ICO reports current coffee supply remains sufficient
The International Coffee Organisation, in its monthly report, stated that the recent rally in coffee prices underwent a notable reversal in November 2016, attributed to improved weather prospects in Brazil and Vietnam and a concurrent depreciation in the Brazilian real. This has reduced concerns over future supply, although the market has been in deficit for the last couple of years and prospects for Robusta production are still less than optimal. Nevertheless, current availability of coffee remains sufficient, with total exports of 112.4 million bags over the last 12 months.
After reaching a 23 month high of 155.52 USD cents/lb on 7 November, the daily price of the London based ICO’s composite indicator fell precipitously to a low of 137.01 cents towards the end of the month, down by over 18.5 cents. This decline was attributed to improving prospects for future supply, along with a depreciation in the Brazilian real after several months of appreciation.

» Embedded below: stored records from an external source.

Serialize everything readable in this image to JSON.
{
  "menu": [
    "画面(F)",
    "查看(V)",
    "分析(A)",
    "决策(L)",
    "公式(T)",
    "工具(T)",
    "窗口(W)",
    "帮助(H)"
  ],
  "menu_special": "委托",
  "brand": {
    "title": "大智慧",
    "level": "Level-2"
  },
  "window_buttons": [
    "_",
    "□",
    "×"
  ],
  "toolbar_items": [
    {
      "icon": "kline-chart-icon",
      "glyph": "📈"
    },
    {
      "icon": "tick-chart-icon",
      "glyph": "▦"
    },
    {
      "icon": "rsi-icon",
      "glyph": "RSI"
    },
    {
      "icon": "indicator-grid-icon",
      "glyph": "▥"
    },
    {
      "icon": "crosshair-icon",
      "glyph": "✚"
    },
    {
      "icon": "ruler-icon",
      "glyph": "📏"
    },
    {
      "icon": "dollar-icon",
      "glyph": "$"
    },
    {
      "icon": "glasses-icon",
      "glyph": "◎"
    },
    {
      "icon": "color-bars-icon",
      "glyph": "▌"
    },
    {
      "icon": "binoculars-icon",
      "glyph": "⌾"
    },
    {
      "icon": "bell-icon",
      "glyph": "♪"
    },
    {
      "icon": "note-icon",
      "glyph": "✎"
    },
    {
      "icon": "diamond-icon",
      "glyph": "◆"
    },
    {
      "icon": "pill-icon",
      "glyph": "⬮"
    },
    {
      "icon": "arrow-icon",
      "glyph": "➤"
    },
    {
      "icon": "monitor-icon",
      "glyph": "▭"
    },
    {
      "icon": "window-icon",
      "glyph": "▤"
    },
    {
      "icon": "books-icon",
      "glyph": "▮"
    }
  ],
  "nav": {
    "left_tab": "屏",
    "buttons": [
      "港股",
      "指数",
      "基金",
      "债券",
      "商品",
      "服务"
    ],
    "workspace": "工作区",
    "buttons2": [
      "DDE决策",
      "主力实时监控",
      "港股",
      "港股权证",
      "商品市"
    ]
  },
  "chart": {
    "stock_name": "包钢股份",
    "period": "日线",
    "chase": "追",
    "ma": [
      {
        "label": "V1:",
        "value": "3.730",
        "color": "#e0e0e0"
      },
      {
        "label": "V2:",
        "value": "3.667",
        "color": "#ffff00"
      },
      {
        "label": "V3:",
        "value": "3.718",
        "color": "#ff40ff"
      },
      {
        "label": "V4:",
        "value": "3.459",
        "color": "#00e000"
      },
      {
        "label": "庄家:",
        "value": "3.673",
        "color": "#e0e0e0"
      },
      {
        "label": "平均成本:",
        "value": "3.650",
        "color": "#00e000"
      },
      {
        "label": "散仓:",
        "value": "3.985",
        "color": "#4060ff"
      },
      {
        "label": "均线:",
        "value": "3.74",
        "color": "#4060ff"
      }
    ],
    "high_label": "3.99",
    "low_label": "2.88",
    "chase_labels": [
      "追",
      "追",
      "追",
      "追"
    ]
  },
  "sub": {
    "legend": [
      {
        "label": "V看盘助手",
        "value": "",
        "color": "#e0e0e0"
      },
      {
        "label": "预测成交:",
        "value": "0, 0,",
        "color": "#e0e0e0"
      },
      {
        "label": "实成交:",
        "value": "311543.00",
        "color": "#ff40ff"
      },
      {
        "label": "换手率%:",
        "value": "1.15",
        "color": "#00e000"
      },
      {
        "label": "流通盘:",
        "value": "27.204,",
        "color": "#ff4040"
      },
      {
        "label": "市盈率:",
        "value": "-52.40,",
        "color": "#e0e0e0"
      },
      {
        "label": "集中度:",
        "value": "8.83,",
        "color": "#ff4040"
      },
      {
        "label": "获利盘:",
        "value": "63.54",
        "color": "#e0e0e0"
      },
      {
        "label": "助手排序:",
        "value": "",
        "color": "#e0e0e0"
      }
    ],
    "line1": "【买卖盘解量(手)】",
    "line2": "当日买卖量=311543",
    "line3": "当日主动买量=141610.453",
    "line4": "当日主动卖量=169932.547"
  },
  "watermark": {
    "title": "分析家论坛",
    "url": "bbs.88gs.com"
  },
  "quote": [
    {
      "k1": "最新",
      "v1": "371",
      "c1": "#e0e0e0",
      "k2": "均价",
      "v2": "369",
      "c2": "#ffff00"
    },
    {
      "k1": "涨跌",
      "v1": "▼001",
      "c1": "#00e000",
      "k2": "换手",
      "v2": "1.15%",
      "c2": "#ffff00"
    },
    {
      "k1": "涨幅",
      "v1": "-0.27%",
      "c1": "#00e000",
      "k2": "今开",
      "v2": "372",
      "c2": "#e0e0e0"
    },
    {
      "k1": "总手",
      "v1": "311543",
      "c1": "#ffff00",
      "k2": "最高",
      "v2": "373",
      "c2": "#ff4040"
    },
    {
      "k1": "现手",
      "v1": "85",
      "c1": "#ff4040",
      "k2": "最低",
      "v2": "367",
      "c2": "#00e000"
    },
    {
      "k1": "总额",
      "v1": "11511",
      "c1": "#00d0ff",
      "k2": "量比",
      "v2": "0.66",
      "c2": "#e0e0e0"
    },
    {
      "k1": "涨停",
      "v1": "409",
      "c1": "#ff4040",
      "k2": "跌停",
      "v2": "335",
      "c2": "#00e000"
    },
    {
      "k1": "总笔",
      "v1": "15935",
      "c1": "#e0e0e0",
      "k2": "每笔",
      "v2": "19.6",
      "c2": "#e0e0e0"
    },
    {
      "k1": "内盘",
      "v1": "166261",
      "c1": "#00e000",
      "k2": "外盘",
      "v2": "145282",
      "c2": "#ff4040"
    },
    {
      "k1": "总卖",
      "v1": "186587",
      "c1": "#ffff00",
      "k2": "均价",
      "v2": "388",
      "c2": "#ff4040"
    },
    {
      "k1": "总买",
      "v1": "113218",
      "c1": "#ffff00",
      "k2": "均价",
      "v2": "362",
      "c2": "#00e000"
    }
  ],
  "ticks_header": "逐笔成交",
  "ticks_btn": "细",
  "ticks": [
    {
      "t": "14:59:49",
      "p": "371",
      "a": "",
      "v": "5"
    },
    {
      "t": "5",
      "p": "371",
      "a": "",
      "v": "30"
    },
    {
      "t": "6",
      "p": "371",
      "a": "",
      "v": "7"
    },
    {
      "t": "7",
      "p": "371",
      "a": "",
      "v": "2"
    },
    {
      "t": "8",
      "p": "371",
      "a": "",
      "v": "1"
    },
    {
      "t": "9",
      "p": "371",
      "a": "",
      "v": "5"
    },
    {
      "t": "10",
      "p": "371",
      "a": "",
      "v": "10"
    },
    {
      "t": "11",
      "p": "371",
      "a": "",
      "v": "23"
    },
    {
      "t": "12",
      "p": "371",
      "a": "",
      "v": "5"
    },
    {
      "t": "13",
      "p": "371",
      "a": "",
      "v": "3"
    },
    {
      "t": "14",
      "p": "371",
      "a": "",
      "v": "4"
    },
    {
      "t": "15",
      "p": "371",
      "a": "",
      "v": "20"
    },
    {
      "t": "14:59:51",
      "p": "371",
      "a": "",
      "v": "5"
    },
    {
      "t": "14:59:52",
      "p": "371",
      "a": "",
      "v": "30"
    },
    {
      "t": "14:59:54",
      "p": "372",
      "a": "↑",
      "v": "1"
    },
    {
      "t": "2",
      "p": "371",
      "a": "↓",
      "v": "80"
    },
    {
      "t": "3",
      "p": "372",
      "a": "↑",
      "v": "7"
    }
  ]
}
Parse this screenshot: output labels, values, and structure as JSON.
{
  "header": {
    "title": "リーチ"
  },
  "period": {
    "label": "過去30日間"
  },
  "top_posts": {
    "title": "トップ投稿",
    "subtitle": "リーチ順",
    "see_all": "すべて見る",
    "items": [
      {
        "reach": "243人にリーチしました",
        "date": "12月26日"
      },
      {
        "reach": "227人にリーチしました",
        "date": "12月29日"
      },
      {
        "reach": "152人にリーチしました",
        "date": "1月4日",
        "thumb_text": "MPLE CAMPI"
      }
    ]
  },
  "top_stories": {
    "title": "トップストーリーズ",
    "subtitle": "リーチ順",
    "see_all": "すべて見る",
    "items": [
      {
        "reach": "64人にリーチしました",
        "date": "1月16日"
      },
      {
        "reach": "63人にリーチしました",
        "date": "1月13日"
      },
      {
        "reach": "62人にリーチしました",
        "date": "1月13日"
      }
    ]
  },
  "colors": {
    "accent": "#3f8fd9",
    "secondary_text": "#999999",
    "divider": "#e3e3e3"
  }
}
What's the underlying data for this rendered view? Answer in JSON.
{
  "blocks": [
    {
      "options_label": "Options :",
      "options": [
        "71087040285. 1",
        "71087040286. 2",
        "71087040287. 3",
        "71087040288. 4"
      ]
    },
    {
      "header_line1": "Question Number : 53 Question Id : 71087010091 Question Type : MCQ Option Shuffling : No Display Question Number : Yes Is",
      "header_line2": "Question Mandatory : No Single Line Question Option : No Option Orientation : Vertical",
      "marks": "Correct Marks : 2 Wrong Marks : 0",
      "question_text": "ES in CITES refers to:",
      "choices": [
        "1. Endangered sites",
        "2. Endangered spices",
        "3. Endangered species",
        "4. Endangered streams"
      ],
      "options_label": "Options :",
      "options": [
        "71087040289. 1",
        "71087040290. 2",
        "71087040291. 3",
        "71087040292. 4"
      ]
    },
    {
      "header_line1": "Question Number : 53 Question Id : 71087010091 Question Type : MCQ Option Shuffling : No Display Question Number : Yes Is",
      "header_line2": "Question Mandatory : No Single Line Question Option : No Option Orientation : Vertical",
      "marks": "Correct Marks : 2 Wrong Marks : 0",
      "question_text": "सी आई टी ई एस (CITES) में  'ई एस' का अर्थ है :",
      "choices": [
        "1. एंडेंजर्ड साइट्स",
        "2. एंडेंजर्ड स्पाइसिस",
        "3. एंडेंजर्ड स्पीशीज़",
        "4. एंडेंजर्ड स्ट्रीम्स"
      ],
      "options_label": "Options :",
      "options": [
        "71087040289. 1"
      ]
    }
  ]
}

Despite this downward trend, the monthly average for November grew by 2.2% on 145.82 cents, its highest level since January 2015.
The decline in daily prices was most evident in the three Arabica group indicators, which all fell by around 25 cents from high to low over the course of November. The Robusta group dropped by 8 cents in daily terms but settled mostly unchanged compared to the October monthly average. The daily arbitrage between the New York and London futures markets narrowed significantly to around 60 cents by the end of November, while price volatility spiked considerably.
Exports for the first month of the new coffee year (October) were 1.9% lower than last year on 9.1 million bags. Shipments of Arabica were 4.7% higher, while Robustas were 12.9% lower, despite an increase in exports estimated from Vietnam. Robusta availability from Brazil has dropped to negligible levels as lower output so far this year has squeezed the domestic market.
Exports from Peru continued their strong performance in recent months, with exports for the first seven months of their crop year (April to October) up by 31.2% compared to 2015-16, reaching nearly 2.5 million bags, suggesting that production this year has improved considerably.
Colombia has also started the year in a positive fashion, with production in the first two months of the year (October and November) coming to just over 3 million bags, which is the highest volume for the period since 1998. This also means that total production by Colombia over the last 12 months has reached 14.4 million bags, compared to 13.8 million in the previous period. However, the potential of heavy rains if La Niña develops in early 2017 could have an impact on the crop.
In summary, while supplies over the last couple of years have been running a little short, with deficits in both 2014-15 and 2015-16, there is some potential for recovery in 2016-17, particularly in Arabica. Output of Robusta is still expected to fall, with lower crops anticipated in most major producers, but prospects for Arabica are more positive.